Go through the lines below. Copy those with "travel".

** DATASET EXCERPTS follows **

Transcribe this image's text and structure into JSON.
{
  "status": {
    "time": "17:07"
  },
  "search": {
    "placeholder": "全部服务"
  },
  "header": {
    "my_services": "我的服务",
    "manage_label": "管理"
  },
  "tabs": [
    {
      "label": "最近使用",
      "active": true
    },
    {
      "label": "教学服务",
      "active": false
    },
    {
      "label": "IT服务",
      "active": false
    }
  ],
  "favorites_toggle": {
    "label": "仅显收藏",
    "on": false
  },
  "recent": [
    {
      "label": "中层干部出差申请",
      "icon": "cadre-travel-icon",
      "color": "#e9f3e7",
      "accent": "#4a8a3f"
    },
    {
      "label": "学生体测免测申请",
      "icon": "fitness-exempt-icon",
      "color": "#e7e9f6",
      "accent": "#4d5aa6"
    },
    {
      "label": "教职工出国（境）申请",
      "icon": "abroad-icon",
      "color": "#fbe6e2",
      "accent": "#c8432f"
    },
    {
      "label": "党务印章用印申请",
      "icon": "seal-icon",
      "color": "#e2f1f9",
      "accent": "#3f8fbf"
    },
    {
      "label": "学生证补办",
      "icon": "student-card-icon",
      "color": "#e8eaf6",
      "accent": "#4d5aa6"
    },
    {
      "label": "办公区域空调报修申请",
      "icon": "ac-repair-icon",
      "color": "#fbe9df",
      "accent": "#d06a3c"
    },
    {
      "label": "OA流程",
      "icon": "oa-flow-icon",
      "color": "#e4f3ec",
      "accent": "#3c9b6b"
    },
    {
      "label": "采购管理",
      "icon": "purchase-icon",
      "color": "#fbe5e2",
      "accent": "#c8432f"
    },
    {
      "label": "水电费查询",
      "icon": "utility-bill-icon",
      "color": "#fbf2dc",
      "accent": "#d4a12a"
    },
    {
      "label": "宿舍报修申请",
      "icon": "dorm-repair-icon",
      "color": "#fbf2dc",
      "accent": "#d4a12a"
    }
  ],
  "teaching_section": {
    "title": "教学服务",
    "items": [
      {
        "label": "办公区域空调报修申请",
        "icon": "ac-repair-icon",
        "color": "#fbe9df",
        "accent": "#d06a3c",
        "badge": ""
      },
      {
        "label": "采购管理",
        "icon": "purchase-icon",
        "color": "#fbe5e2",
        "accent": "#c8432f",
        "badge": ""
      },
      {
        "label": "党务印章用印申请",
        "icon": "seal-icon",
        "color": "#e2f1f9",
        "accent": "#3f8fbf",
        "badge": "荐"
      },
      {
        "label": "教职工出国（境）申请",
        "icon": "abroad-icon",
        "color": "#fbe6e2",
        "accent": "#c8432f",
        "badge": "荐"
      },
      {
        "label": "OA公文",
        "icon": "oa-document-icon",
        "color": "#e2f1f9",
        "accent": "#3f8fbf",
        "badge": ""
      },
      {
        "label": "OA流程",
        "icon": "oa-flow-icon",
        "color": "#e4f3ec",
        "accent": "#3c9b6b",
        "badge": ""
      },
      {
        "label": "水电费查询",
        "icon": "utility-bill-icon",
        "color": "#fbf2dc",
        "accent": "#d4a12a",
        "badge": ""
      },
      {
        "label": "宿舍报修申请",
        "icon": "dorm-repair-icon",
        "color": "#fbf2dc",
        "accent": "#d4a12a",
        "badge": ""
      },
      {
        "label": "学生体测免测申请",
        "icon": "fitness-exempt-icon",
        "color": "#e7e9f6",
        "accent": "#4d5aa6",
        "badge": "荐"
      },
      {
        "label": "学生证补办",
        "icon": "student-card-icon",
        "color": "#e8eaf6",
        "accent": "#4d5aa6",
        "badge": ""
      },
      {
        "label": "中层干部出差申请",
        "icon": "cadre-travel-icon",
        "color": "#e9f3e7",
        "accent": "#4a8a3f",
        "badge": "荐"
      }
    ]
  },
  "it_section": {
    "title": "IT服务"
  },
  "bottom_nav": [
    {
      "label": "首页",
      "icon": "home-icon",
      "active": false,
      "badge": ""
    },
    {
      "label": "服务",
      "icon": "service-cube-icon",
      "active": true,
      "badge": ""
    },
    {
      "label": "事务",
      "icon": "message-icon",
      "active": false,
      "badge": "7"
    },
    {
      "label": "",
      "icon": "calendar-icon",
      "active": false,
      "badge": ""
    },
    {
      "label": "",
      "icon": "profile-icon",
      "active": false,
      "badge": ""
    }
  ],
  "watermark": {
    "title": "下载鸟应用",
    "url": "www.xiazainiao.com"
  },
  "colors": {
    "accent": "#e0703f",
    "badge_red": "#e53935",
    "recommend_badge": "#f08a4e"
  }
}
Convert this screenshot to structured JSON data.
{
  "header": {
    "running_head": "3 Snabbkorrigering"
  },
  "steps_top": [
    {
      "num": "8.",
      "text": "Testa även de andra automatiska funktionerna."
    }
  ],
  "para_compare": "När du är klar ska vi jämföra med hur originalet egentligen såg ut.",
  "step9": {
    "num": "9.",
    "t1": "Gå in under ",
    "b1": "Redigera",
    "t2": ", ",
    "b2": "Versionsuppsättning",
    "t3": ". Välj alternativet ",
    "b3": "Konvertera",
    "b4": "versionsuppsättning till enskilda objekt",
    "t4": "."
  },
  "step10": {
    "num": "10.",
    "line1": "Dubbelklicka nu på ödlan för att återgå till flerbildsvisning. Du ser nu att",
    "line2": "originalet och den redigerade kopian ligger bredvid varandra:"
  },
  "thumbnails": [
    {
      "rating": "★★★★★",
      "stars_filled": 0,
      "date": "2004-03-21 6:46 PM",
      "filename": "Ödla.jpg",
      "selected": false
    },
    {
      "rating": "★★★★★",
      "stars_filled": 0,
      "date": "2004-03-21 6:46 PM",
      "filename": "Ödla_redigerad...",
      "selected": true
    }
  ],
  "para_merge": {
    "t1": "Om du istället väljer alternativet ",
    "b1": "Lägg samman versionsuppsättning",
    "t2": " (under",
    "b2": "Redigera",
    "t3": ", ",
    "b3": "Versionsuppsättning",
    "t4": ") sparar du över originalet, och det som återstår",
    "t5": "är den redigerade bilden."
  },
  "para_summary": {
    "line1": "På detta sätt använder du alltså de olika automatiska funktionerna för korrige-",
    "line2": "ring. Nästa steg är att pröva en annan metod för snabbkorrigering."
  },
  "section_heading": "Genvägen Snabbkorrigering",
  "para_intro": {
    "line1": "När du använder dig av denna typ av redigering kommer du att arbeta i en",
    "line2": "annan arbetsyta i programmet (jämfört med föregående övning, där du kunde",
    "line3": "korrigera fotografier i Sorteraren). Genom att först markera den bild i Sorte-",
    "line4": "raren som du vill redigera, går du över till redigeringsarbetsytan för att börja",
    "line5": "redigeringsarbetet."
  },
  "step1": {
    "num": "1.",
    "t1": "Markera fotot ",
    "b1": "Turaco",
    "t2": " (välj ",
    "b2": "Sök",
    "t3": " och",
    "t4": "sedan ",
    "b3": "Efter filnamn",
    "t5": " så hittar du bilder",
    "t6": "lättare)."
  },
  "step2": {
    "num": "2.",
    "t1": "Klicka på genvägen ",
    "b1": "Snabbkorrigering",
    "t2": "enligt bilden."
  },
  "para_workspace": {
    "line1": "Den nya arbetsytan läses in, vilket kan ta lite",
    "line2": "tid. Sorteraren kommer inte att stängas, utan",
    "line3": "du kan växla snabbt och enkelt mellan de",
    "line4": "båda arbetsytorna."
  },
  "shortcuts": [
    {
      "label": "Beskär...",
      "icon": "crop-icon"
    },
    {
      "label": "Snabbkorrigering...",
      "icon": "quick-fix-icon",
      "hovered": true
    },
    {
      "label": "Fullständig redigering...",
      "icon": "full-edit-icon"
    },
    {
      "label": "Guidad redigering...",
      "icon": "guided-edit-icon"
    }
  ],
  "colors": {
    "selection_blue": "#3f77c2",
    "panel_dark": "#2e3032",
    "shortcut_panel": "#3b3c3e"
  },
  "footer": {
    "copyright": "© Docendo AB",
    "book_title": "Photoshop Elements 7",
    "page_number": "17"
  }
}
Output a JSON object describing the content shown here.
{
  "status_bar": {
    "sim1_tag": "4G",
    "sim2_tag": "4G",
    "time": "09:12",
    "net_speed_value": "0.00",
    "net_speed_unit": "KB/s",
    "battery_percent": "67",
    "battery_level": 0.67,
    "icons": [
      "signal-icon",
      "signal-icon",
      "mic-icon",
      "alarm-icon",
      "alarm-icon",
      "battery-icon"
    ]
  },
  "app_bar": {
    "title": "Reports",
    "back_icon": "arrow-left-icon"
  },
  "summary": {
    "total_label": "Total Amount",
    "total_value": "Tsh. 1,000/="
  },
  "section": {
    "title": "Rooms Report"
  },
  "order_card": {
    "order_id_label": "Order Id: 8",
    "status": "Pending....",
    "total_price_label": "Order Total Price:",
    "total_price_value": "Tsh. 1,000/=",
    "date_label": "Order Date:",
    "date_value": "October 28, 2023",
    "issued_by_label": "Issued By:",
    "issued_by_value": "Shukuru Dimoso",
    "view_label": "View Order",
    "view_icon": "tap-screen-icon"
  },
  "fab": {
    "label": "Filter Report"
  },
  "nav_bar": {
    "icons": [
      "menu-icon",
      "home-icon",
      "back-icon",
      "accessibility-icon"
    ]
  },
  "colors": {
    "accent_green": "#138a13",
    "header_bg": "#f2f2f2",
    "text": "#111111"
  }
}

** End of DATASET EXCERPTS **

→ **EXERCISE SOLUTION**
      "icon": "cadre-travel-icon",
        "icon": "cadre-travel-icon",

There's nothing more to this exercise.